• _Exercise requirements_: Return, verbatim and in full, the records that follow, but not their pictures.

* * *

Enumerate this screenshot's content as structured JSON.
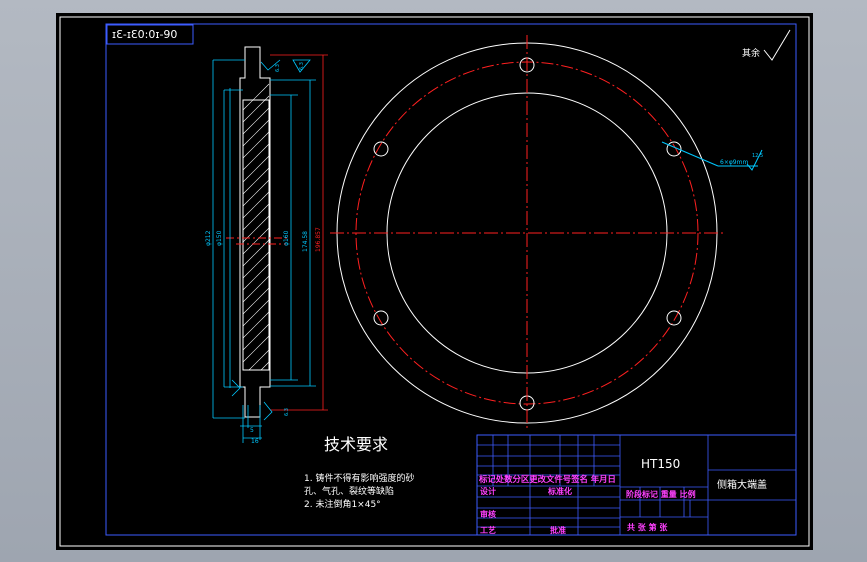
{
  "drawing": {
    "code": "ɪƐ-ɪƐ0:0ɪ-90",
    "roughness_note": "其余",
    "roughness_value": "6.3",
    "hole_spec": "6×φ9mm",
    "hole_roughness": "12.5",
    "dimensions": {
      "d212": "φ212",
      "d150a": "φ150",
      "d160": "φ160",
      "d174": "174.58",
      "d196": "196.857",
      "w5": "5",
      "w16": "16",
      "r63a": "6.3",
      "r63b": "6.3",
      "r63c": "6.3"
    },
    "tech": {
      "title": "技术要求",
      "line1": "1. 铸件不得有影响强度的砂",
      "line2": "孔、气孔、裂纹等缺陷",
      "line3": "2. 未注倒角1×45°"
    },
    "title_block": {
      "material": "HT150",
      "part_name": "侧箱大端盖",
      "header_row": "标记处数分区更改文件号签名 年月日",
      "design": "设计",
      "standard": "标准化",
      "stage_labels": "阶段标记 重量 比例",
      "review": "审核",
      "process": "工艺",
      "approve": "批准",
      "sheets": "共 张 第 张"
    }
  }
}
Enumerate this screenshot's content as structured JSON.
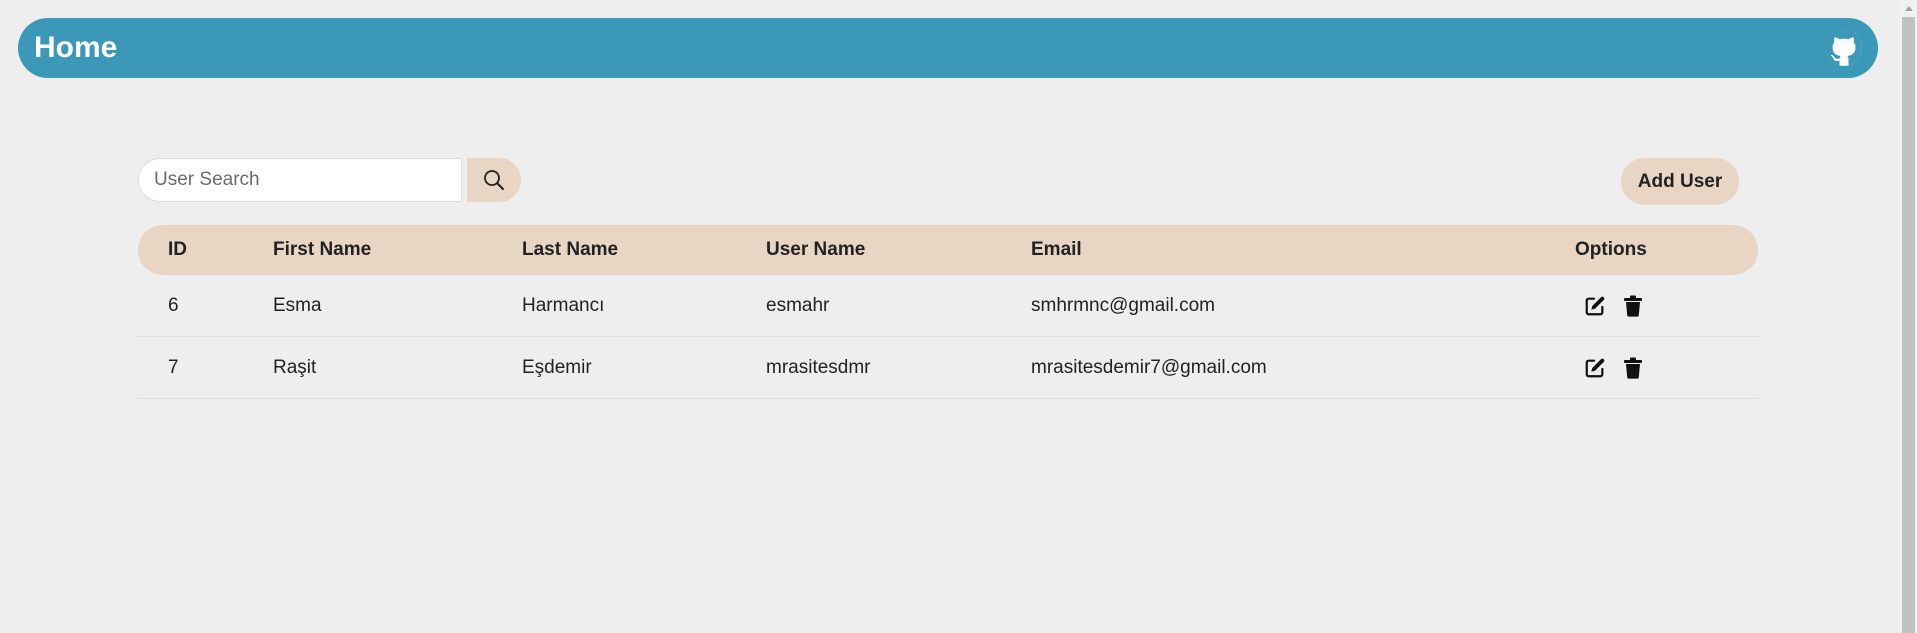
{
  "header": {
    "title": "Home",
    "github_icon": "github-icon",
    "color": "#3b98b9"
  },
  "search": {
    "placeholder": "User Search",
    "value": "",
    "icon": "search-icon"
  },
  "actions": {
    "add_user_label": "Add User"
  },
  "table": {
    "columns": [
      "ID",
      "First Name",
      "Last Name",
      "User Name",
      "Email",
      "Options"
    ],
    "rows": [
      {
        "id": "6",
        "first_name": "Esma",
        "last_name": "Harmancı",
        "user_name": "esmahr",
        "email": "smhrmnc@gmail.com"
      },
      {
        "id": "7",
        "first_name": "Raşit",
        "last_name": "Eşdemir",
        "user_name": "mrasitesdmr",
        "email": "mrasitesdemir7@gmail.com"
      }
    ],
    "row_icons": [
      "edit-icon",
      "trash-icon"
    ],
    "header_color": "#e8d5c4"
  }
}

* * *

• _Task output_:
Enumerate this screenshot's content as structured JSON.
{
  "drawing": {
    "code": "ɪƐ-ɪƐ0:0ɪ-90",
    "roughness_note": "其余",
    "roughness_value": "6.3",
    "hole_spec": "6×φ9mm",
    "hole_roughness": "12.5",
    "dimensions": {
      "d212": "φ212",
      "d150a": "φ150",
      "d160": "φ160",
      "d174": "174.58",
      "d196": "196.857",
      "w5": "5",
      "w16": "16",
      "r63a": "6.3",
      "r63b": "6.3",
      "r63c": "6.3"
    },
    "tech": {
      "title": "技术要求",
      "line1": "1. 铸件不得有影响强度的砂",
      "line2": "孔、气孔、裂纹等缺陷",
      "line3": "2. 未注倒角1×45°"
    },
    "title_block": {
      "material": "HT150",
      "part_name": "侧箱大端盖",
      "header_row": "标记处数分区更改文件号签名 年月日",
      "design": "设计",
      "standard": "标准化",
      "stage_labels": "阶段标记 重量 比例",
      "review": "审核",
      "process": "工艺",
      "approve": "批准",
      "sheets": "共 张 第 张"
    }
  }
}
Enumerate this screenshot's content as structured JSON.
{
  "header": {
    "title": "Home",
    "github_icon": "github-icon",
    "color": "#3b98b9"
  },
  "search": {
    "placeholder": "User Search",
    "value": "",
    "icon": "search-icon"
  },
  "actions": {
    "add_user_label": "Add User"
  },
  "table": {
    "columns": [
      "ID",
      "First Name",
      "Last Name",
      "User Name",
      "Email",
      "Options"
    ],
    "rows": [
      {
        "id": "6",
        "first_name": "Esma",
        "last_name": "Harmancı",
        "user_name": "esmahr",
        "email": "smhrmnc@gmail.com"
      },
      {
        "id": "7",
        "first_name": "Raşit",
        "last_name": "Eşdemir",
        "user_name": "mrasitesdmr",
        "email": "mrasitesdemir7@gmail.com"
      }
    ],
    "row_icons": [
      "edit-icon",
      "trash-icon"
    ],
    "header_color": "#e8d5c4"
  }
}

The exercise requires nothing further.